If you were riding in the truck with my husband and me between conventions, you might hear a conversation like this.
“Where do you want to eat?”
“I don’t know; what are you hungry for?”
“Well, we did Mexican for lunch. How about a sandwich for supper?”
“Oh, there’s a sign for an Italian place! How’s that sound?”
“Or we could try that Chinese place over there.”
Sometimes these conversations can go on for quite a while. It’s a wonder we get to eat at all!
But even if it creates decision-making delay, it’s nice to have options. It’s nice to be able to choose the flavor that you like best.
As we talk about getting started in homeschooling, you will be pleased to hear that you have options.
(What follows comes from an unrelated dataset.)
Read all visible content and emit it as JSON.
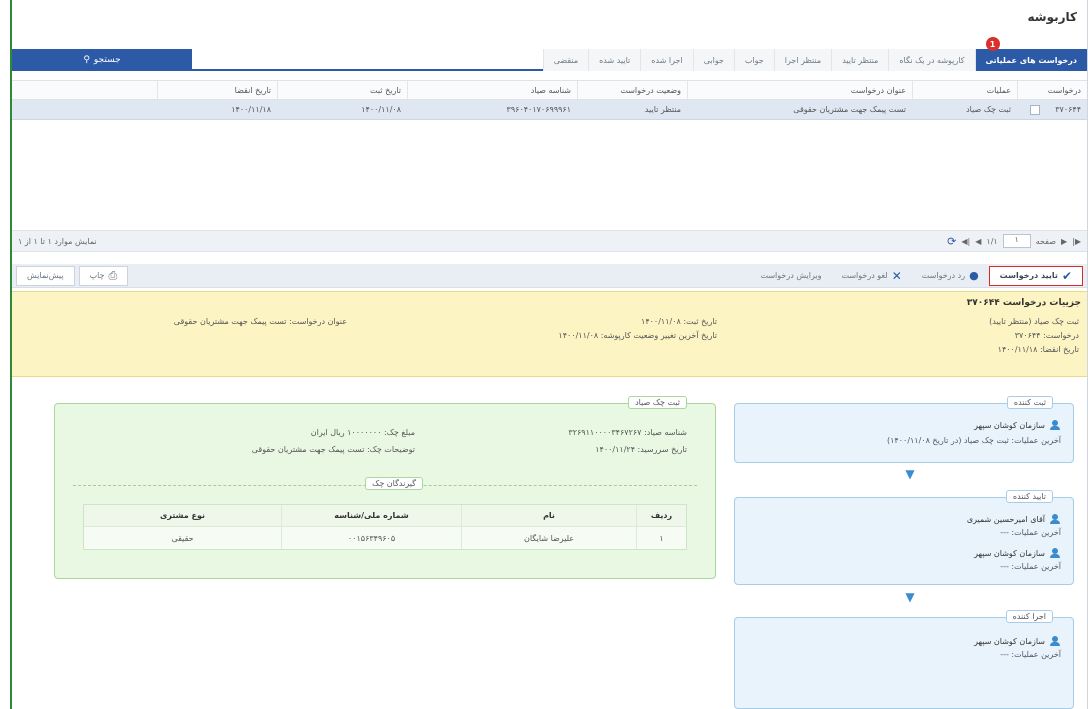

Homeschooling does not have to look like school at home. You can choose which flavor, or style, of homeschooling fits you and your family best.
Here is a brief introduction to five flavors of homeschooling. These are broad overviews, not detailed descriptions; but hopefully they will get you started thinking about which flavor appeals to you most.
Traditional—This is probably the way you were taught in school. You have a separate textbook and/or workbook for each subject. The student reads the assigned information and answers the questions (multiple choice, T/F, short answer), and he is expected to remember the facts until the test. In broad terms, the emphasis is on knowing the facts.
Classical—This flavor is based on the Trivium, which is a three-stage process that divides the children according to age. In the Grammar Stage (ages 6–10), the children focus on absorbing and memorizing facts. The focus shifts in the Dialectic Stage (ages 10–12) to logic and the why’s behind the facts. Then in the Rhetoric Stage (ages 13–18), emphasis is given to developing a persuasive use of language. For the Classical flavor, you could say that the emphasis is on learning how to think.
Charlotte Mason—Named after the British educator who taught this way, this flavor uses literature and living books instead of textbooks. Rather than answer questions over the content, the children are expected to re-tell all they can remember in their own words. A wide variety of subjects is provided, including regular academics, fine arts, handcrafts, time in nature, and habit-training. The emphasis of the Charlotte Mason flavor is on forming personal relations with—not just facts about—God, with people in the past and present, and with creation around you.
Unit Studies—A unit study takes one topic or theme and arranges all the school subjects around that theme. For example, if the theme were castles, you might read about the Middle Ages for history, study the physics of a catapult for science, design a coat of arms for art, and learn words like medieval and knight for spelling. It usually involves lots of hands-on projects. You might say that the emphasis of unit studies is to learn by doing.
Unschooling—While there are many variations on this flavor, in the pure sense of the word Unschooling is child-directed. One mom explained it this way: “What do you want to learn about today? Go figure it out.” It usually has no set curriculum or agenda. The Unschooling emphasis can be summarized as learning by living.
There you have them in broad strokes: the five main flavors of homeschooling. I will be presenting a free workshop at the Teach Them Diligently Conventions called “Five Flavors of Homeschooling” that will dig deeper into each flavor, exploring what it might look like in your home and helping you determine which might be the best fit for you and your family. We’ll also spend some time talking about how to choose curriculum and use it most effectively. Then you will have a guided tour through the exhibit hall where all five flavors will be represented. Your tour guide will point you in the direction of vendors who cater to your selected flavor.
Plus, you will find many other workshops throughout the Convention that will equip you with more details for whatever flavor you like best. For example, I’ll be presenting one on “Charlotte Mason and Her Methods” to give you a taste of some of the methods in the flavor that I use.
It promises to be a great jump-start to your homeschooling experience! Make plans now to attend!
One thing that I wish I would’ve known when I started homeschooling is how much each different homeschooling method/philosophy has to offer and that I could incorporate the best parts of all of the methods in our homeschooling journey.
Rachel Holland, Teach them Diligently Speaker: How to Homeschool for Free